I met with kids from Kindergarten through grade 5. For the younger kids, the focus was on how a computer works, along with the process of functional steps through critical thinking. The kids really picked up on the critical thinking bit, asking questions like, "Do I have to go to school for this?" and, "You play games all day?" I explained to the kids that it's OK to fail, as it forces you to think more about the solution to the problem.

Online programming problems were next, such as Google's Santa Tracker, which gave kids puzzles to solve logically. This project also introduced them to loops and how to get a task to repeat over and over again so they did not have to keep dragging in multiple examples. Throughout the coding examples, I did my best to answer questions like, "How much money can I make playing games, like you?"

For the older classes, I really wanted to show real code, which I compared to creating a recipe. Getting the kids to walk through actual recipes that they knew how to make really got the point across. While there were many yummy (and odd) recipes, the best example was chicken salad. Several of the children did not really know what went into chicken salad (and really, who does?) Walking through the ingredients and combining them based on a recipe demonstrated that critical thinking is used everywhere.

Using the problems on Code.org/Star Wars, I showed the kids how to drag blocks of code that BB-8 move. The blocks of code can be shown in raw code form, allowing the students to see Javascript in the browser. I showed the Javascript program and chicken salad (which may also have Javascript in it) side-by-side to the kids. Many kids were able to compare the list of recipe directions to the instructions in a program for making games work.

Lastly, I facilitated an Hour of Code event with several parents. In that session, I opened up a web page to show the parents the code that makes the page.
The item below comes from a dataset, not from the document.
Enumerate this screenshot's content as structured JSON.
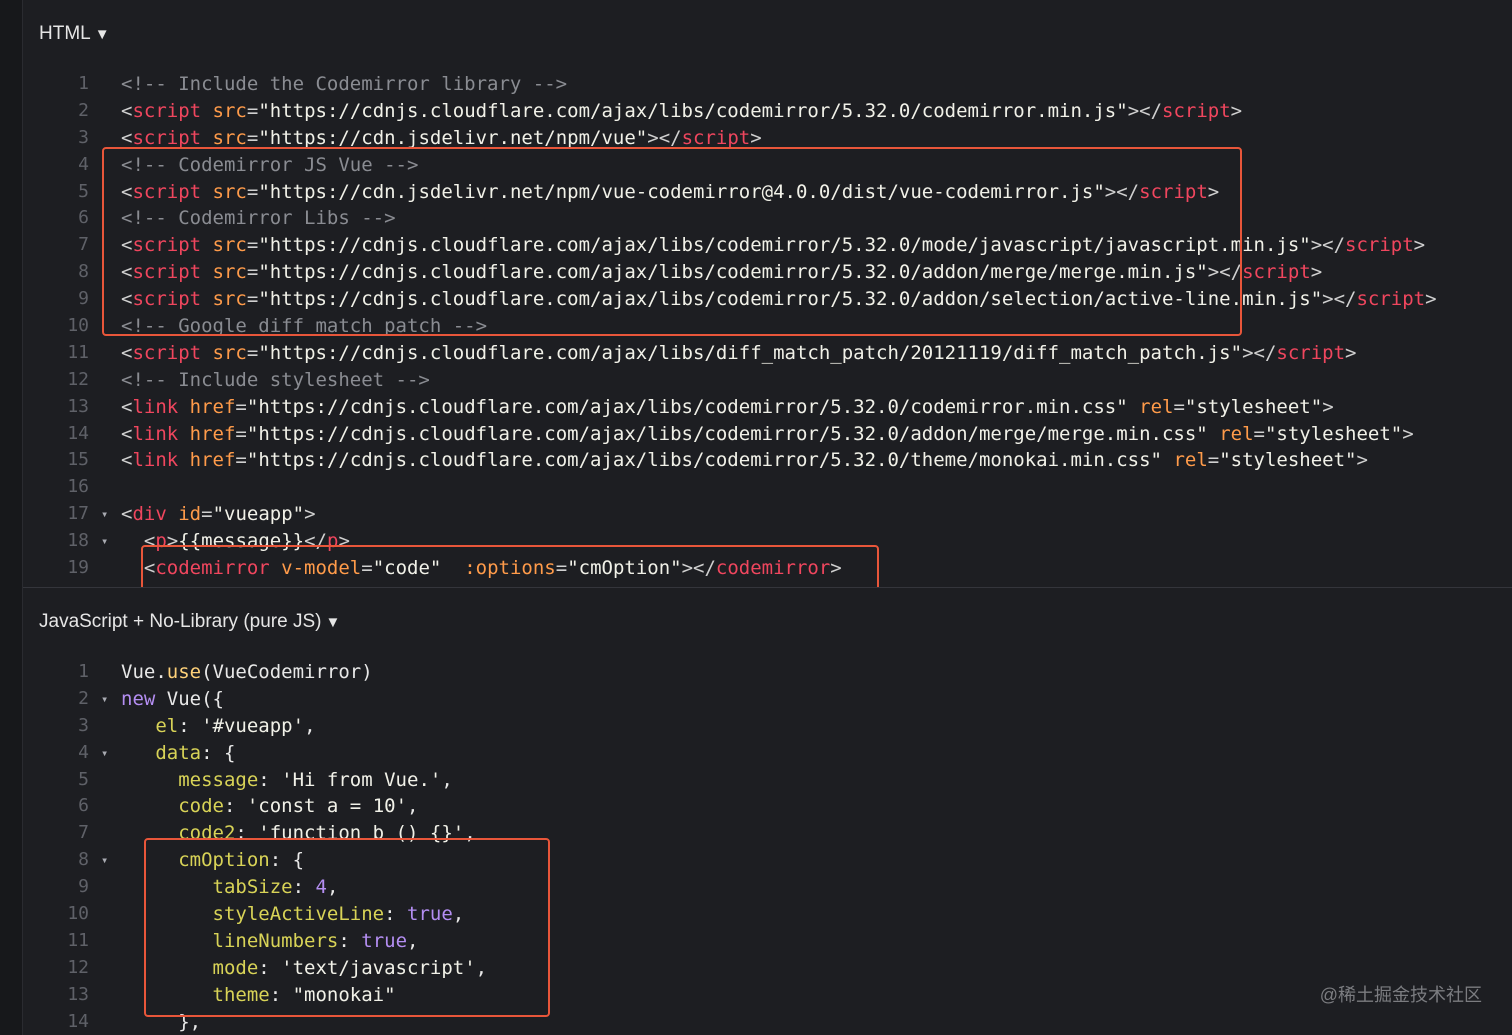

This is generally very eye opening and typically confuses those that see it for the first time. This is where I like to dive in to an editor, starting with a basic HTML layout in Sublime text and build out a simple page in a browser. By the end of the hour, I had shown how easy it is to create a simple website based on something they are passionate about. Finally, I showed the parents several different coding resources to use with their kids. The goal for parents is to spend time with their kids playing interactive games, and encouraging them to try new things.

chowie collage

I truly enjoy removing the barriers of technology to those that are new to it, which is what the HoC is all about.

The End. Or is it?

One of Skookum's ongoing objectives is involvement in the community. From programs like Night Shift and Giving Tuesday to hosting open Tech Talks to the Hour of Code, Skookum continues to help technology reach more people. The Hour of Code is a great idea and shows the thirst today's students and parents have for learning about programming. If you are a technical person and so inclined, reach out to your local schools and find a way to share your knowledge. The feeling is better than watching veows.